The damage to the spinal cord is typically from trauma or spinal stenosis (narrowing of the spinal canal). Spinal stenosis that is severe or chronic may cause myelopathy.Â Damage to the spinal cord may be irreversible. Some common causes of myelopathy include the following:
Early symptoms of myelopathy are imbalance with standing and walking, and difficulty with fine motor movements of the hands.Â Patients may experience one or all of the following:
In extreme cases, there may be a loss of the function of the bowel or bladder.Â Patients may develop pain, weakness, clumsiness, spasticity, and hyperreflexia. Because myelopathy is potentially irreversible it is important to consult your spine specialist to evaluate whether or not you indeed have signs or symptoms of myelopathy.
Treatments can range from observation of the symptoms to make sure they don’t progress or worsen to surgical decompression of the spinal cord.Â Depending on the location of the compression you may or may not be a candidate for a minimally invasive procedure.
Age is a factor, as myelopathy most commonly affects patients over the age of 50. But this can also make the condition hard to diagnose if patients chalk that pain up to aging and donâ€™t see a doctor.

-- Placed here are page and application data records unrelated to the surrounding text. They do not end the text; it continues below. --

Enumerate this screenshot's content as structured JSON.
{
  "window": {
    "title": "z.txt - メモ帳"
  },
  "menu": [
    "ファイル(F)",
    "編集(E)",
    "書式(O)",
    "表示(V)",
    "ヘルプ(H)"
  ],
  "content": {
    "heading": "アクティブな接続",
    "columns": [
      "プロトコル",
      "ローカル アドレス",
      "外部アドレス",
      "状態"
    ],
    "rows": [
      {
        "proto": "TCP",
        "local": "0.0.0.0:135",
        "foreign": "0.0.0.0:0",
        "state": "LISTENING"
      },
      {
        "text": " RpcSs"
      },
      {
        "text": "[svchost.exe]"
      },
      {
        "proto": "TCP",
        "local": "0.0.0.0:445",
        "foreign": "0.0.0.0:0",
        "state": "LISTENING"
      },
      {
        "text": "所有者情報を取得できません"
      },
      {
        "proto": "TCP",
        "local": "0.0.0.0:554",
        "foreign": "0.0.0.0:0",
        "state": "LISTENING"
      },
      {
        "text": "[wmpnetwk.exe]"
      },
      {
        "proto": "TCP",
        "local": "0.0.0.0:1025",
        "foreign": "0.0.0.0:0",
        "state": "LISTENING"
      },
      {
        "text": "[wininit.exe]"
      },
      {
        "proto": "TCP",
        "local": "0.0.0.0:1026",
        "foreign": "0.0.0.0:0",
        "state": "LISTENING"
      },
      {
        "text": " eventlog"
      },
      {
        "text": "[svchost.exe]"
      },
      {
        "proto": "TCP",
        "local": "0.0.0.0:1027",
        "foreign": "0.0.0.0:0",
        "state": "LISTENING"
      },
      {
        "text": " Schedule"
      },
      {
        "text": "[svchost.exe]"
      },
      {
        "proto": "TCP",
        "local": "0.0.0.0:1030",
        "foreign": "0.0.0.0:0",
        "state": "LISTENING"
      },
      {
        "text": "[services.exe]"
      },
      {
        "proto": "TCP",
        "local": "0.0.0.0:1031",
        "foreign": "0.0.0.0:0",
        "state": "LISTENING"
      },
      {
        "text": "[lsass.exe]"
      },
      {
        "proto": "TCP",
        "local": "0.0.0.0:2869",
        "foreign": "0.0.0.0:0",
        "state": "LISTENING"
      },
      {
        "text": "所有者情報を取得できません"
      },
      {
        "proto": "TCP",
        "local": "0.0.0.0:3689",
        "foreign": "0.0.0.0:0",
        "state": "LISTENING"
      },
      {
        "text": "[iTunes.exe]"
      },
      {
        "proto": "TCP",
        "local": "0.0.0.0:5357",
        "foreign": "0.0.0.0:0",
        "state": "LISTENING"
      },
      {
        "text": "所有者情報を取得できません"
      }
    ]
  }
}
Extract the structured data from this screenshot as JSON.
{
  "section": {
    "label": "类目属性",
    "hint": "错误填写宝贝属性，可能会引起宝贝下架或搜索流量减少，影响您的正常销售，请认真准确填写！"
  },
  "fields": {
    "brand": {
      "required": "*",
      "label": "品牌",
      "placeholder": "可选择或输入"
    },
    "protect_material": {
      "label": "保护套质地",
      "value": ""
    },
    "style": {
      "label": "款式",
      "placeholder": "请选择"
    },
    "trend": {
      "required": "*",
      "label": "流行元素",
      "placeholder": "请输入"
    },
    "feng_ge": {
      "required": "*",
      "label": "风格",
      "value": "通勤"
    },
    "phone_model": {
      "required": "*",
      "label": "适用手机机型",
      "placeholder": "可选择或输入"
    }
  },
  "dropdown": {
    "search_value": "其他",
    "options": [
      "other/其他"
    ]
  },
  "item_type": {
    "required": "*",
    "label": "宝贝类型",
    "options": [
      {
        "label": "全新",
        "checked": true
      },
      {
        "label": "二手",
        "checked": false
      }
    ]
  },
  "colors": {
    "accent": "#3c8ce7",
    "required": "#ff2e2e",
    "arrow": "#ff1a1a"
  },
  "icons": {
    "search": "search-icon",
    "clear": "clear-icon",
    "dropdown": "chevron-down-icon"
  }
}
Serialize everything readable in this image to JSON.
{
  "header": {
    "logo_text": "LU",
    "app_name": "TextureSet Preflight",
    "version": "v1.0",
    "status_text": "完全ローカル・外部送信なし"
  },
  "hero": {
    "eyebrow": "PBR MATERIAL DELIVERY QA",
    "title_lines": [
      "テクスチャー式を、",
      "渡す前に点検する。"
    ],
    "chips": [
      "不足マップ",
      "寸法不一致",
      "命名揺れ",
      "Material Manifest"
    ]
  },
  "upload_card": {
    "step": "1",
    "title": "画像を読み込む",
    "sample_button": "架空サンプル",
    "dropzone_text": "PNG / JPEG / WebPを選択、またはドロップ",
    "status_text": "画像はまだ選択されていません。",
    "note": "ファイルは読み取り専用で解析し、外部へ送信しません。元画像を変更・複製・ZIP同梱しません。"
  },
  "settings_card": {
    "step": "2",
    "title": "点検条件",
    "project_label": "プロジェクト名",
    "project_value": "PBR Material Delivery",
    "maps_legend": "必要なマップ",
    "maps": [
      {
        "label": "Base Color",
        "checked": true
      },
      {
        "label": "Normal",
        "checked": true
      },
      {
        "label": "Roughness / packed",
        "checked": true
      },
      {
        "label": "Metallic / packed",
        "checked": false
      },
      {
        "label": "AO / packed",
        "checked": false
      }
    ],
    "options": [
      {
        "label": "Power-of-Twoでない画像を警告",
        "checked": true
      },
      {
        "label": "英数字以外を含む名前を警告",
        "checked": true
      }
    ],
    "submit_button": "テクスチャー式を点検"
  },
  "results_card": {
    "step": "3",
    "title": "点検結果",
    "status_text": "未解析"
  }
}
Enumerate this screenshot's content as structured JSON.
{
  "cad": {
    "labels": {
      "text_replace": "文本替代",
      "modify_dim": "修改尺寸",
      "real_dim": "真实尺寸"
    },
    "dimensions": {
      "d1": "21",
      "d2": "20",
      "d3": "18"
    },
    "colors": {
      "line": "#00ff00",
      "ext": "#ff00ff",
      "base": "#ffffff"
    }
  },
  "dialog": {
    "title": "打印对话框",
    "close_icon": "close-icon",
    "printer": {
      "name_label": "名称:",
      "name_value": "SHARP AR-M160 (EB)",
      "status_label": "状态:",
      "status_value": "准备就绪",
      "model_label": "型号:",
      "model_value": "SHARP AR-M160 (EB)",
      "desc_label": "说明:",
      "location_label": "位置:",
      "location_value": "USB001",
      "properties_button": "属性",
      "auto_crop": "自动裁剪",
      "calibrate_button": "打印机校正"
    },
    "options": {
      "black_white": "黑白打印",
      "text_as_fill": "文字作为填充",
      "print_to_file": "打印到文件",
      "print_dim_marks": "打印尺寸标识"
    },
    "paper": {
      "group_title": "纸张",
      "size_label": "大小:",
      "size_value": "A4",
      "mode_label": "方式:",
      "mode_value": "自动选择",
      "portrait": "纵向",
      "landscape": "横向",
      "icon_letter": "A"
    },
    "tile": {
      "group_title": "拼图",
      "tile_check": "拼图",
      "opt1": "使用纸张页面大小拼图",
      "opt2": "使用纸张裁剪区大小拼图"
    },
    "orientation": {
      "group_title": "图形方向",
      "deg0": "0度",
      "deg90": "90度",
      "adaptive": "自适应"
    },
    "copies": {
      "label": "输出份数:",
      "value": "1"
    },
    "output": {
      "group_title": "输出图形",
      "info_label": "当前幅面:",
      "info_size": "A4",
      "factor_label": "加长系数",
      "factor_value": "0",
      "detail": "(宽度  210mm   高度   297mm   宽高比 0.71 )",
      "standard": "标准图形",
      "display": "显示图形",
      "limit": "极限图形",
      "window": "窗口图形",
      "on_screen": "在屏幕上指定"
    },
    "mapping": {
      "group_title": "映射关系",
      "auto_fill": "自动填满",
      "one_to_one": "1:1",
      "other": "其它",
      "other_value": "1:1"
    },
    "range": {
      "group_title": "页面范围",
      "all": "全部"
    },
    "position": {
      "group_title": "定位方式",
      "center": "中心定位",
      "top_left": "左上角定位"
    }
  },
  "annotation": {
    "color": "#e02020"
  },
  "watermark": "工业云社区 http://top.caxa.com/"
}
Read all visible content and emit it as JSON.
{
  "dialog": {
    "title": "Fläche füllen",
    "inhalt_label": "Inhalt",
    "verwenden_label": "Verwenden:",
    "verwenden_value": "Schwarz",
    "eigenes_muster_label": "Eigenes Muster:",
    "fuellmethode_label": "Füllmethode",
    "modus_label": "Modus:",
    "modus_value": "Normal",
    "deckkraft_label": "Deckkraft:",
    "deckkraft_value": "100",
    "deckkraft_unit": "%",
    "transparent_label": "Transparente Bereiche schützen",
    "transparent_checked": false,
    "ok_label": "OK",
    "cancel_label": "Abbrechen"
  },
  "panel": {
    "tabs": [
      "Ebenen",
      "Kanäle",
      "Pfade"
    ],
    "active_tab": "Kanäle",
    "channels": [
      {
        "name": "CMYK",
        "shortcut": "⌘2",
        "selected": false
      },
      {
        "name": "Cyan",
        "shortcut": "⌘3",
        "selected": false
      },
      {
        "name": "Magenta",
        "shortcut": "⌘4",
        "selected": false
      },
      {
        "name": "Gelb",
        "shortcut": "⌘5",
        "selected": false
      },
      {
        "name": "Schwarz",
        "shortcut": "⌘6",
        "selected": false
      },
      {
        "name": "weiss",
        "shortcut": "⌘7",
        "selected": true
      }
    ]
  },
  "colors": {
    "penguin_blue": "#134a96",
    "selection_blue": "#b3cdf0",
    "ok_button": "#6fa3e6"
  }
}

â€śOftentimes, the condition is missed or treated as a normal consequence of aging,â€ť said Very Well Health. And because Myelopathy is degenerative, symptoms can continue to worsen if left unchecked. â€śBecause this condition can be progressive, early recognition and treatment are vital to improving outcomes before irreversible spinal cord damage has occurred.â€ť
Once a diagnosis of myelopathy has been made, the doctor can develop a treatment plan. The renowned spinal doctors at the DISC Spine Institute approach myelopathy and every other spinal condition from a conservative standpoint that avoid surgery whenever possible. Myelopathy responds well to non-surgical treatments like physical therapy and non-steroidal anti-inflammatory medications (NSAIDs) in more mild cases.
If conservative treatments donâ€™t vastly improve the patientâ€™s condition, it may be time for surgery.Â â€śThere are several procedures that can be performed to help relieve pressure on the spinal cord,â€ť said the AAOS. â€śThe procedure your doctor recommends will depend on many factors, including what symptoms you are experiencing and the levels of the spinal cord that are involved.â€ť
Common surgical procedures used to treat myelopathy include spinal fusion, laminoplasty, and laminectomy. â€śMinimally invasive non-fusion surgeries include endoscopic discectomies and endoscopic laminectomies that can be performed through incisions less than half an inch and require just a band-aid,â€ť said the DISC Spine Institute.
â€śThese procedures require no sutures to remove. Muscle fibers, ligaments, and tendons are meticulously preserved. There is less operative time, less anesthesia, and less blood loss, and theyâ€™re performed on an outpatient basis, which allows you to return to work and back to a pain-free lifestyle quicker than traditional surgery.â€ť
When you see a doctor for myelopathy, you can expect to have a thorough examination, including a review of your symptoms and your complete medical history. Tests may include X-rays, MRI scans, and CT scans, which are particularly useful in determining if bone spurs have developed along the spine.
If youâ€™re ready to put an end to your pain or if you want more information about treatment options, contact theÂ DISC Spine Institute, experts inÂ minimally invasive treatments, the most effective medical procedures to treat and eliminate chronic back pain. Todayâ€™sÂ minimally invasive proceduresÂ include outpatient treatments and easier surgical treatments with small incisions and a quicker recovery time instead of a long hospital stay.